Over the past several holiday seasons, PECS alternated between giving back to the Real Life Children’s Ranch – an organization that provides a loving, Christian environment for abused or abandoned children – and Toys for Tots – a program started by the U.S. Marine Corps that delivers a message of hope through a new present at Christmas to less-fortunate children.

Michele Thomas, administrative assistant at PECS, said they invited the Real Life Children’s Ranch to the school last year to host a culture exchange and to allow students to meet the children they were helping.

With the success of the event, PECS asked them back to the reservation, starting a new tradition and another way to teach the meaning of giving to Tribal youth.

“When we were growing up we were always on the receiving side and now we are able to be on the giving side,” Thomas said. “And the students really enjoy it.”

PECS students anxiously lined the school’s breezeway and waved as the vans shuttling children arrived.
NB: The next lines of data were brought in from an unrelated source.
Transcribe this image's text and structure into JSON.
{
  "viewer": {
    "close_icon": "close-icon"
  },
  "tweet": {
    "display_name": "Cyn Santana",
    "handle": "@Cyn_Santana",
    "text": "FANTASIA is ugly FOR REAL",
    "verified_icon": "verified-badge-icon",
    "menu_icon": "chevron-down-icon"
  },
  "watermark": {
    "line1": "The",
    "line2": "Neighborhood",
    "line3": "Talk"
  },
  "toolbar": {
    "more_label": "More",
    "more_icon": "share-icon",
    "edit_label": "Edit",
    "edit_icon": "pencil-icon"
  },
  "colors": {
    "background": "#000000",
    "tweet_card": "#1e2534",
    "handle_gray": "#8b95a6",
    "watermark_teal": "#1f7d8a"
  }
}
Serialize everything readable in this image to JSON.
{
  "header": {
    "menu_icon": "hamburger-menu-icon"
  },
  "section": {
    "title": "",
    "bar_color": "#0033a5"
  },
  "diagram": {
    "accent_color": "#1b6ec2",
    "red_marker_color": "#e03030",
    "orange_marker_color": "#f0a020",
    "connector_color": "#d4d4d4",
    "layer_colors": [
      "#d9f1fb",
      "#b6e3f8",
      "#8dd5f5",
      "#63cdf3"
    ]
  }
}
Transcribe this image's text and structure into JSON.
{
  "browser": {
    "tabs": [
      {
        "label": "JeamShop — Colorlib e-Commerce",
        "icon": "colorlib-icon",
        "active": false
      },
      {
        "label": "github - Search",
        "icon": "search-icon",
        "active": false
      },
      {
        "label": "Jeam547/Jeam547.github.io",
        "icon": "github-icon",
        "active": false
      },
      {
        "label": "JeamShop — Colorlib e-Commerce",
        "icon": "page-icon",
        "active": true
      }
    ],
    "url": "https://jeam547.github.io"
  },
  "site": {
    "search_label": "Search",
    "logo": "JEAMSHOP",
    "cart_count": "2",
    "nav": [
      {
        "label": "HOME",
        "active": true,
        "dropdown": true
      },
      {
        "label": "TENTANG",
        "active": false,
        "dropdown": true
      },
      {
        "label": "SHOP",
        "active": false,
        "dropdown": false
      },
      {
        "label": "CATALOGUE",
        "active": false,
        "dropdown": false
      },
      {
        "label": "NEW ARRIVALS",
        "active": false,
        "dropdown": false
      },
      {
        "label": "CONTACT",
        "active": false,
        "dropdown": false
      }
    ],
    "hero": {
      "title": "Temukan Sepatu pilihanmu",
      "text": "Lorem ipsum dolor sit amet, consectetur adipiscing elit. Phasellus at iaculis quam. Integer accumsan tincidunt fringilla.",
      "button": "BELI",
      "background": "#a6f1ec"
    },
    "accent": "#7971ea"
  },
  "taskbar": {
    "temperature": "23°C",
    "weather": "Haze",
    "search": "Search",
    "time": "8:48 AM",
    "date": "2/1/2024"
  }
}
The two groups of children took off to the playground and decorated culture camp.

Tribal students helped the younger children from the Ranch up and down the slides, played tetherball and climbed to the top of the rock wall together.

“Some of them [Tribal students] would say, ‘I played football with that kid. I had no clue they didn’t have a mom or a dad or that they lived in a group home,’” Thomas said. “So it really hit home and with the message that we wanted to send, that we were helping children that didn’t fit the mold of some of the families that our kids had or the things that they had.”

While on the playground, Fire Rescue arrived with a special visitor.

“So we’re having this great time and they hear the sirens,” said Mark Mayers, of the Real Life Children’s Ranch. “They were a little apprehensive at first obviously because you know what that [sirens] means, but when they saw that it was Santa and that he would come and just spend time with them and greet them, it just really helps brighten their hearts and you can see it in their smiles and their eyes.”

Tribal grades then took turns singing Christmas carols in Creek.

They entertained the children with classics, such as “All I Want for Christmas is My Two Front Teeth” and “Jingle Bells,” and they included the ever-popular song “Let It Go” from the Disney movie “Frozen.”

Students and guests shared a traditional Seminole meal of Indian tacos before Santa handed out presents.

PECS students also made their guests goodie bags complete with trinkets and beaded Seminole necklaces.

The children from the Real Life Children’s Ranch left filled with joy but not before doling out hugs and appreciation.

“They have been put down most of their life, told what they can’t do, why they can’t do it, how bad they are, minimizing their strengths,” Mayers said. “So the idea that somebody would do this just for them is almost memorizing. We are just so thankful.”